Extracted records

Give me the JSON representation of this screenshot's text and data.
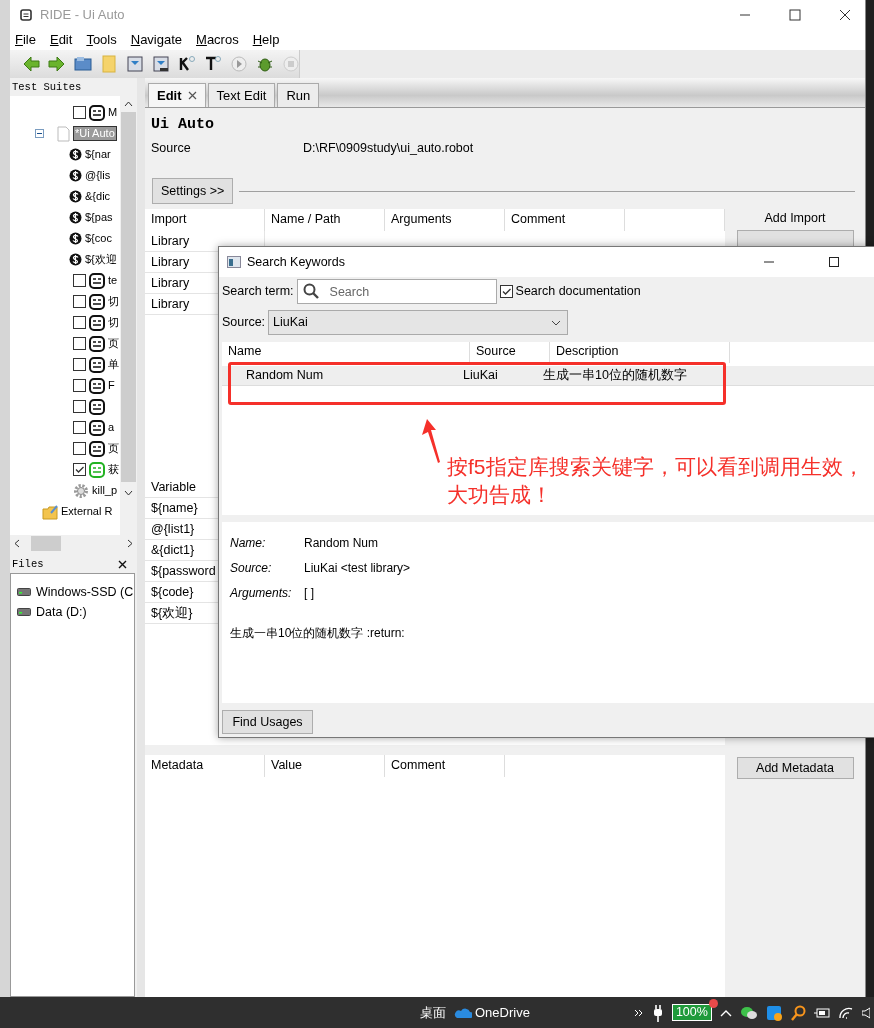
{
  "window": {
    "title": "RIDE - Ui Auto"
  },
  "menu": [
    {
      "label": "File"
    },
    {
      "label": "Edit"
    },
    {
      "label": "Tools"
    },
    {
      "label": "Navigate"
    },
    {
      "label": "Macros"
    },
    {
      "label": "Help"
    }
  ],
  "tree": {
    "title": "Test Suites",
    "items": [
      {
        "kind": "suite",
        "children": [
          {
            "kind": "test",
            "label": "M",
            "checked": false,
            "passed": false
          }
        ]
      },
      {
        "kind": "suite",
        "label": "*Ui Auto",
        "selected": true,
        "expanded": true,
        "children": [
          {
            "kind": "variable",
            "label": "${nar"
          },
          {
            "kind": "variable",
            "label": "@{lis"
          },
          {
            "kind": "variable",
            "label": "&{dic"
          },
          {
            "kind": "variable",
            "label": "${pas"
          },
          {
            "kind": "variable",
            "label": "${coc"
          },
          {
            "kind": "variable",
            "label": "${欢迎"
          },
          {
            "kind": "test",
            "label": "te",
            "checked": false,
            "passed": false
          },
          {
            "kind": "test",
            "label": "切",
            "checked": false,
            "passed": false
          },
          {
            "kind": "test",
            "label": "切",
            "checked": false,
            "passed": false
          },
          {
            "kind": "test",
            "label": "页",
            "checked": false,
            "passed": false
          },
          {
            "kind": "test",
            "label": "单",
            "checked": false,
            "passed": false
          },
          {
            "kind": "test",
            "label": "F",
            "checked": false,
            "passed": false
          },
          {
            "kind": "test",
            "checked": false,
            "passed": false
          },
          {
            "kind": "test",
            "label": "a",
            "checked": false,
            "passed": false
          },
          {
            "kind": "test",
            "label": "页",
            "checked": false,
            "passed": false
          },
          {
            "kind": "test",
            "label": "获",
            "checked": true,
            "passed": true
          },
          {
            "kind": "keyword",
            "label": "kill_p"
          }
        ]
      },
      {
        "kind": "resource",
        "label": "External R"
      }
    ]
  },
  "files": {
    "title": "Files",
    "items": [
      {
        "label": "Windows-SSD (C"
      },
      {
        "label": "Data (D:)"
      }
    ]
  },
  "tabs": [
    {
      "label": "Edit",
      "selected": true,
      "closable": true
    },
    {
      "label": "Text Edit",
      "selected": false,
      "closable": false
    },
    {
      "label": "Run",
      "selected": false,
      "closable": false
    }
  ],
  "suite": {
    "name": "Ui Auto",
    "source_label": "Source",
    "source": "D:\\RF\\0909study\\ui_auto.robot"
  },
  "settings_button": "Settings >>",
  "imports": {
    "columns": [
      "Import",
      "Name / Path",
      "Arguments",
      "Comment"
    ],
    "rows": [
      {
        "type": "Library"
      },
      {
        "type": "Library"
      },
      {
        "type": "Library"
      },
      {
        "type": "Library"
      }
    ],
    "add_label": "Add Import"
  },
  "variables": {
    "column": "Variable",
    "rows": [
      {
        "name": "${name}"
      },
      {
        "name": "@{list1}"
      },
      {
        "name": "&{dict1}"
      },
      {
        "name": "${password"
      },
      {
        "name": "${code}"
      },
      {
        "name": "${欢迎}"
      }
    ]
  },
  "metadata": {
    "columns": [
      "Metadata",
      "Value",
      "Comment"
    ],
    "add_button": "Add Metadata"
  },
  "dialog": {
    "title": "Search Keywords",
    "search_label": "Search term:",
    "search": {
      "placeholder": "Search"
    },
    "search_doc": {
      "label": "Search documentation",
      "checked": true
    },
    "source_label": "Source:",
    "source": "LiuKai",
    "columns": [
      "Name",
      "Source",
      "Description"
    ],
    "rows": [
      {
        "name": "Random Num",
        "source": "LiuKai",
        "description": "生成一串10位的随机数字",
        "selected": true
      }
    ],
    "details": [
      {
        "label": "Name:",
        "value": "Random Num"
      },
      {
        "label": "Source:",
        "value": "LiuKai <test library>"
      },
      {
        "label": "Arguments:",
        "value": "[ ]"
      }
    ],
    "doc": "生成一串10位的随机数字 :return:",
    "button": "Find Usages"
  },
  "annotation": {
    "text": "按f5指定库搜索关键字，可以看到调用生效，大功告成！"
  },
  "taskbar": {
    "items": [
      {
        "label": "桌面"
      },
      {
        "label": "OneDrive"
      }
    ],
    "battery": "100%"
  }
}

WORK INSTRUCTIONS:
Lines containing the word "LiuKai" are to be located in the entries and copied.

THE ANSWER:
    "source": "LiuKai",
        "source": "LiuKai",
        "value": "LiuKai <test library>"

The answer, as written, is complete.